Nobel awards shine light on bizarre world of quantum physics
THE PERPLEXING world of quantum physics has been celebrated through the awarding of the 2012 Nobel Prize for physics. Frenchman Serge Haroche and American David Wineland share the prize, worth less than €1 million this year because of a reduction imposed by granting body the Royal Swedish Academy of Sciences.
Prof Haroche (68), from France’s École Normale Supérieure, and Prof Wineland, (68), of the National Institute of Standards and Technology in Boulder, Colorado separately developed ways to study the bizarre world of quantum mechanics.
Their discoveries have led to the world’s most accurate clocks and have also provided a means of developing a “quantum computer”, a device that easily could outperform today’s most powerful supercomputers.
“Perhaps the quantum computer will change our everyday lives in this century in the same radical way as the classical computer did in the last century,” said the Royal Swedish Academy of Sciences when making the award.
Most objects behave according to the classical laws of physics but these laws break down when you shrink down to the size of an atom or a single particle of light, called a photon. In this quantum mechanical world a single particle can be in two places at once and in different states. Particles can be “entangled” despite being kilometres apart.
The two men’s research area is known as quantum optics, given both use photons in their studies. Prof Wineland studied quantum behaviour by trapping charged atoms and then hitting them with photons. Prof Haroche trapped photons and measured them using atoms. Their great advance was that they were able to defy the assumption that measuring a quantum particle would irrevocably change it. They were able to study these particles without altering their original state.
“Wineland and Haroche and their teams have shown just how strange the quantum world really is and opened up the potential for new technologies undreamt of not so long ago,” said Prof Jim Al-Khalili, professor of physics at the University of Surrey. “Their work has given us a number of profound insights into the way the quantum world works,” said Prof Ian Walmsley, chair of experimental physics at Oxford University.
The Nobel foundation trimmed the value of the prize from 10 million kronor last year to eight million kronor, the lowest level since 1999, according to the foundation’s website.

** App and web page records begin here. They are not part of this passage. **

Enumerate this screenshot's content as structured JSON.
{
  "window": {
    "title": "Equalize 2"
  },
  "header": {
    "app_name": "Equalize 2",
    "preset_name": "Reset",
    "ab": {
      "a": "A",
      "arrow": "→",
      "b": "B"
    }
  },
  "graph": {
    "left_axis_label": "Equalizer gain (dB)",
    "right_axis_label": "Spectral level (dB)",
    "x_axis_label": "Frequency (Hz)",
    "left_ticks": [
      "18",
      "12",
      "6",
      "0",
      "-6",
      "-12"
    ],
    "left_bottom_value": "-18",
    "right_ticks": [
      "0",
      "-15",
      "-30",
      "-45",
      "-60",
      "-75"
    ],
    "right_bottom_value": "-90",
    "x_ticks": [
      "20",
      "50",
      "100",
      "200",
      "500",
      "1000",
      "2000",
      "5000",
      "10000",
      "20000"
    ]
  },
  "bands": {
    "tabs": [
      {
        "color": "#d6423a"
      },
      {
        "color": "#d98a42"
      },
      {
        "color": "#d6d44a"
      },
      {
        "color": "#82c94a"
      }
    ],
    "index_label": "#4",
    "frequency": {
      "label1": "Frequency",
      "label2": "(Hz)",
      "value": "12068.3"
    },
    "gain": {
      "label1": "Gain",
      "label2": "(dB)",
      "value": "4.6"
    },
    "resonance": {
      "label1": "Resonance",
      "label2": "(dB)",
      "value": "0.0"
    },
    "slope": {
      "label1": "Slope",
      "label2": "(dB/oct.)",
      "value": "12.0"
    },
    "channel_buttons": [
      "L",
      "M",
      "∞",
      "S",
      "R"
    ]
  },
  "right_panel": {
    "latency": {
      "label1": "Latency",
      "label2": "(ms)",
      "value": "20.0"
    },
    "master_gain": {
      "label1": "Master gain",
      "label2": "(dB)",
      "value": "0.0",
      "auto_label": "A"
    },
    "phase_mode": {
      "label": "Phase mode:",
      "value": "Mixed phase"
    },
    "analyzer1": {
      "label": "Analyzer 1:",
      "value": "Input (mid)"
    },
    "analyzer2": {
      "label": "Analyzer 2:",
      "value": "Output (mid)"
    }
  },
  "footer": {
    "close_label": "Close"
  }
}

The cut was needed to avoid “undermining” capital, the foundation said.